What makes responses prepotent for young children? Insights from the grass-snow task
Simpson, Andrew; Riggs, Kevin J.
Professor Kevin Riggs K.Riggs@hull.ac.uk
Professor of Psychology
Understanding how responses become prepotent is essential for understanding when inhibitory control is needed in everyday behaviour. We investigated prepotency in the grass–snow task—in which a child points to a green card when the experimenter says ‘snow’ and a white card when the experimenter says ‘grass’. Experiment 1 (n=48, mean age=3.5 years) investigated the response method effect—whether pointing is prepotent because it is habitual. Experiment 2 (n=60, mean age=3.5 years) investigated the response set effect—whether responses are prepotent because the child plans to make them in the task. Experiment 2 also provided evidence that children could remember the rules in the task. Experiment 3 (n=30, mean age=3.4 years) produced further evidence that children could remember these rules. We found no evidence for the response method and response set effects, suggesting that prepotency in the grass–snow task is more ‘stimulus-driven’ than in tasks previously studied. The implications of our findings are discussed in relation to other developmental inhibitory tasks and to children's reliance on inhibitory control to regulate their everyday behaviour.
Simpson, A., & Riggs, K. J. (2009). What makes responses prepotent for young children? Insights from the grass-snow task.

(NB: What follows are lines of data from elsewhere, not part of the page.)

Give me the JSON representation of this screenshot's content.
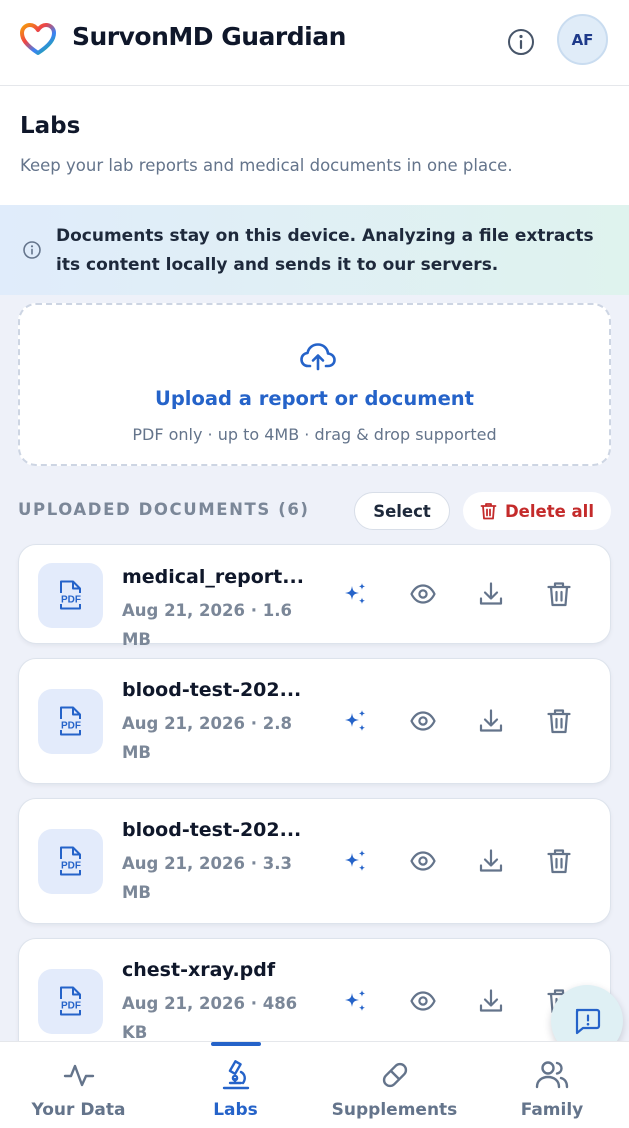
{
  "header": {
    "app_title": "SurvonMD Guardian",
    "avatar_initials": "AF"
  },
  "page": {
    "title": "Labs",
    "subtitle": "Keep your lab reports and medical documents in one place."
  },
  "banner": {
    "text": "Documents stay on this device. Analyzing a file extracts its content locally and sends it to our servers."
  },
  "upload": {
    "title": "Upload a report or document",
    "subtitle": "PDF only · up to 4MB · drag & drop supported"
  },
  "documents": {
    "section_label": "UPLOADED DOCUMENTS (6)",
    "select_label": "Select",
    "delete_all_label": "Delete all",
    "file_badge": "PDF",
    "items": [
      {
        "name": "medical_report...",
        "meta": "Aug 21, 2026 · 1.6 MB"
      },
      {
        "name": "blood-test-202...",
        "meta": "Aug 21, 2026 · 2.8 MB"
      },
      {
        "name": "blood-test-202...",
        "meta": "Aug 21, 2026 · 3.3 MB"
      },
      {
        "name": "chest-xray.pdf",
        "meta": "Aug 21, 2026 · 486 KB"
      }
    ]
  },
  "icons": {
    "analyze": "sparkles-icon",
    "view": "eye-icon",
    "download": "download-icon",
    "delete": "trash-icon",
    "upload": "cloud-upload-icon",
    "feedback": "message-alert-icon"
  },
  "nav": {
    "items": [
      {
        "label": "Your Data"
      },
      {
        "label": "Labs"
      },
      {
        "label": "Supplements"
      },
      {
        "label": "Family"
      }
    ],
    "active": "Labs"
  },
  "colors": {
    "accent": "#2563c9",
    "danger": "#c42b2b",
    "muted": "#64748b"
  }
}
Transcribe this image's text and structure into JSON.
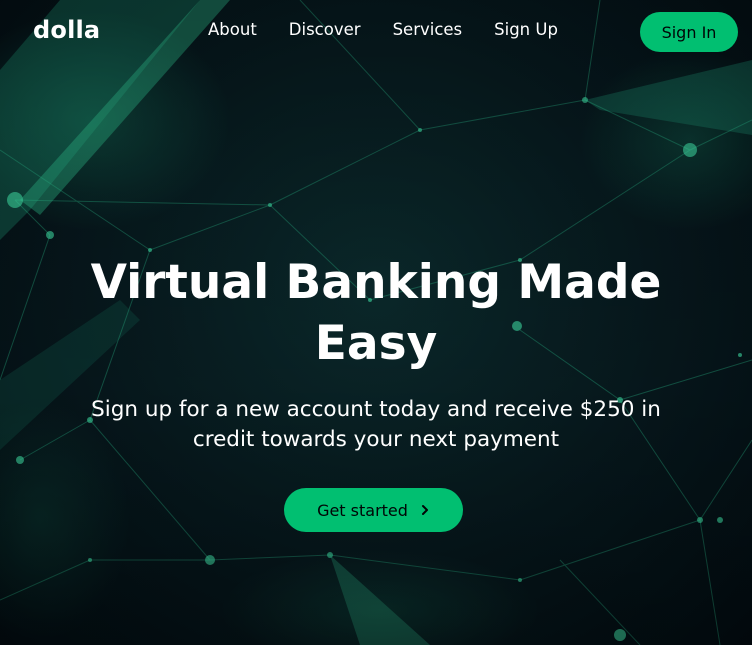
{
  "navbar": {
    "logo": "dolla",
    "items": [
      {
        "label": "About"
      },
      {
        "label": "Discover"
      },
      {
        "label": "Services"
      },
      {
        "label": "Sign Up"
      }
    ],
    "signin_label": "Sign In"
  },
  "hero": {
    "title": "Virtual Banking Made Easy",
    "subtitle": "Sign up for a new account today and receive $250 in credit towards your next payment",
    "cta_label": "Get started",
    "cta_icon": "chevron-right-icon",
    "background": "network-lines-background"
  },
  "colors": {
    "accent": "#01bf71",
    "background": "#06171c",
    "text": "#ffffff",
    "button_text": "#010606"
  }
}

Infant and Child Development, 18(1), 21-35. doi:10.1002/icd.576
|Journal Article Type||Article|
|Online Publication Date||Jul 30, 2008|
|Publicly Available Date|
|Journal||Infant and Child Development|
|Peer Reviewed||Peer Reviewed|
|Keywords||Development; Prepotency; Inhibition; Executive function; Selective attention|